Why choose natural soap over an industrial?

When the time comes to choose a soap, the consumer is naturally attracted by the lowest price. People do not see the importance or the consistency of paying more for a natural product when they see the possibility of buying a package of 10 industrially produced soaps for 10 dollars. Nevertheless, the saponification techniques are very different in the manufacture of these two types of products. Let me enlighten you on the subject…


Most soaps of natural origin will be made using cold saponification techniques. By mixing our oil bases (or butters) with a caustic soda solution with a whisk or a mixer, we then trigger the saponification and we obtain the base paste of our soap. Many oils are sensitive to temperature: not heating them in the SAF keeps all their properties. We can then add specific smells and effects with essential oils. After making and molding the soap, it will need to dry for three to four weeks. This type of soap making is done by hand.


Commercial soaps, on the other hand, will be produced industrially hot to speed up production. Oils heated to high temperatures will be much less beneficial to the skin, as their active ingredients have been mostly destroyed during cooking. In addition to ensuring profitability and requiring much less labor, these manufacturing methods also allow large manufacturers to remove the glycerin, produced via saponification, in order to be able to sell it to the chemical and cosmetic industries.


Natural soaps will, most of the time, be made with high quality natural ingredients. Sustainably sourced oils such as olive oil and coconut oil are often featured in the production of natural soaps. These oils with cleansing and moisturizing properties are interesting choices for several reasons. Olive oil, for example, is excellent for hydration and it can also be suitable for all skin types. Cold saponification allows us to choose the scents and benefits that we want to bring to our product through the use of essential oils. These specific oils provide benefits (such as antifungal and antimicrobial effects) that do not require the use of chemicals that are harmful to the skin and the environment.

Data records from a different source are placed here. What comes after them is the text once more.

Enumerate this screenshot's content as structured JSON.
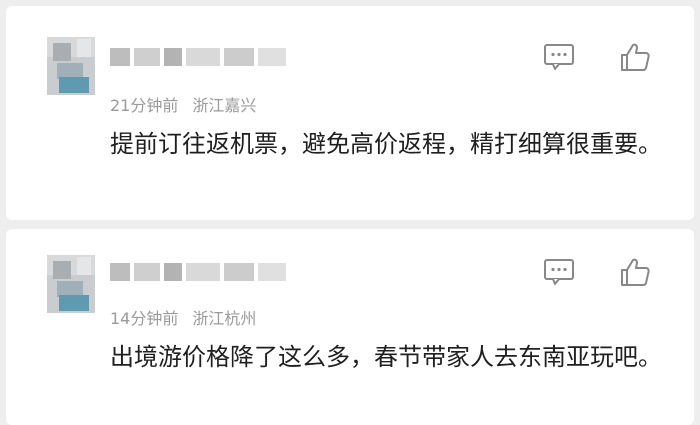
{
  "comments": [
    {
      "time": "21分钟前",
      "location": "浙江嘉兴",
      "text": "提前订往返机票，避免高价返程，精打细算很重要。"
    },
    {
      "time": "14分钟前",
      "location": "浙江杭州",
      "text": "出境游价格降了这么多，春节带家人去东南亚玩吧。"
    }
  ],
  "icons": {
    "comment": "comment-icon",
    "like": "thumbs-up-icon"
  },
  "colors": {
    "meta_text": "#9a9a9a",
    "body_text": "#1f1f1f",
    "icon": "#888888"
  }
}
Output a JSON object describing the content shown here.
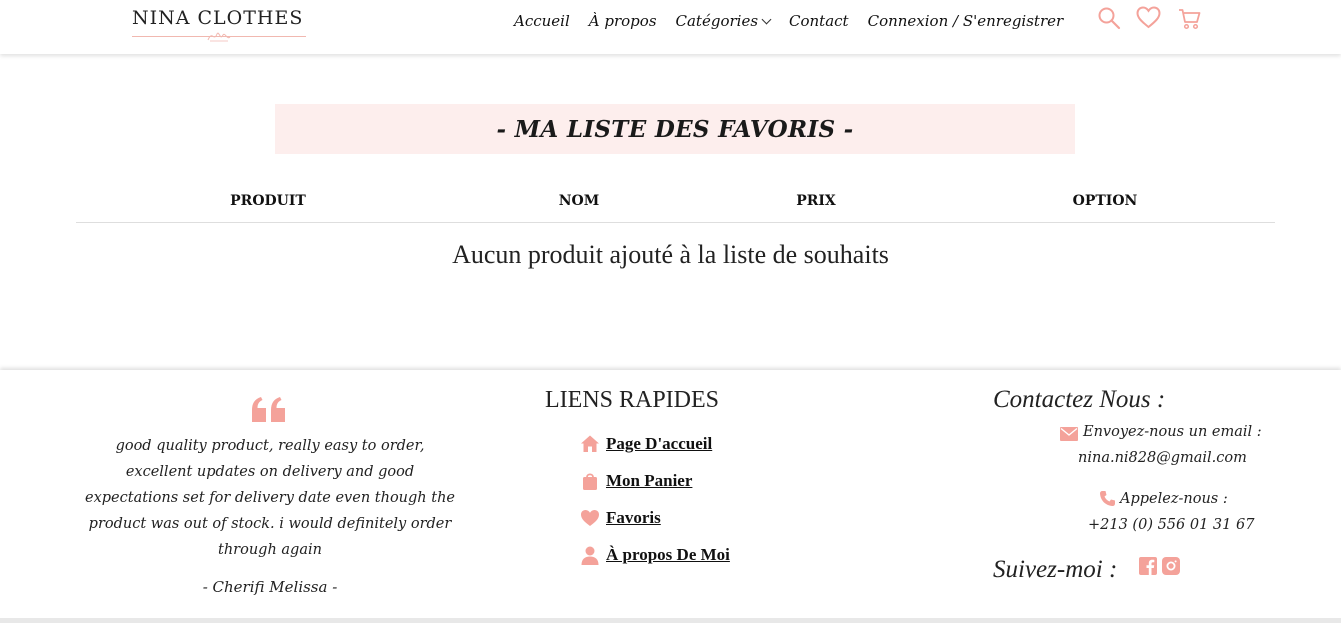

Industrial soaps, on the other hand, will be produced with lower quality ingredients in order to avoid excessive costs. Palm oil (sodium palmate) and animal fat (sodium tallowate) will often be chosen first to ensure the profitability of the product without worrying about the quality and ecological footprint of the latter.

We will often find EDTA (Ethylene-Diamino-Tetra-Acetate) in commercial soaps. It is a chemical product that acts as a foamer and stabilizer for the product, which allows manufacturers to ensure product compliance (no change in smell, color or texture, for example). Correctly dosed, EDTA is not supposed to be harmful to the skin, but it can still be an irritant with uncertain long-term consequences. This agent is toxic for the environment and very difficult to biodegrade.

Another very common ingredient in the manufacture of industrial soaps is called: parabens. Parabens are effective preservatives against microbes and bacteria. On the other hand, they are suspected of being harmful, carcinogenic and of being endocrine disruptors.


Regardless of the method of production, soap remains a detergent, which means that it cleans and removes everything on the surface of the skin. The detergent effect also eliminates the sebum that the skin produces naturally to protect itself. On the other hand, with the cold saponification technique, the soap always contains a good amount of glycerin. The latter will have a crucial role in preserving the natural moisture of the skin. SAF also allows us to properly dose our oils in order to obtain a quantity of surgras. The surgras is in fact a portion of non-saponified oil contained in the soap which deposits a greasy film on the skin, thus protecting and nourishing it.

As mentioned earlier, industrial soap manufacturing techniques allow the glycerin produced by saponification to be removed in order to sell it. The absence of glycerin in a soap can cause the skin to dry out and also negatively affects the elasticity of the latter.

En conclusion, les savons naturels sont faits d’ingrédients de qualité supérieure qui ne sont pas nocifs pour la peau ni pour l’environnement. La santé de votre peau ne devrait pas être négligée quand vient le temps de choisir vos produits  de soins corporels.  Qu’en pensez vous?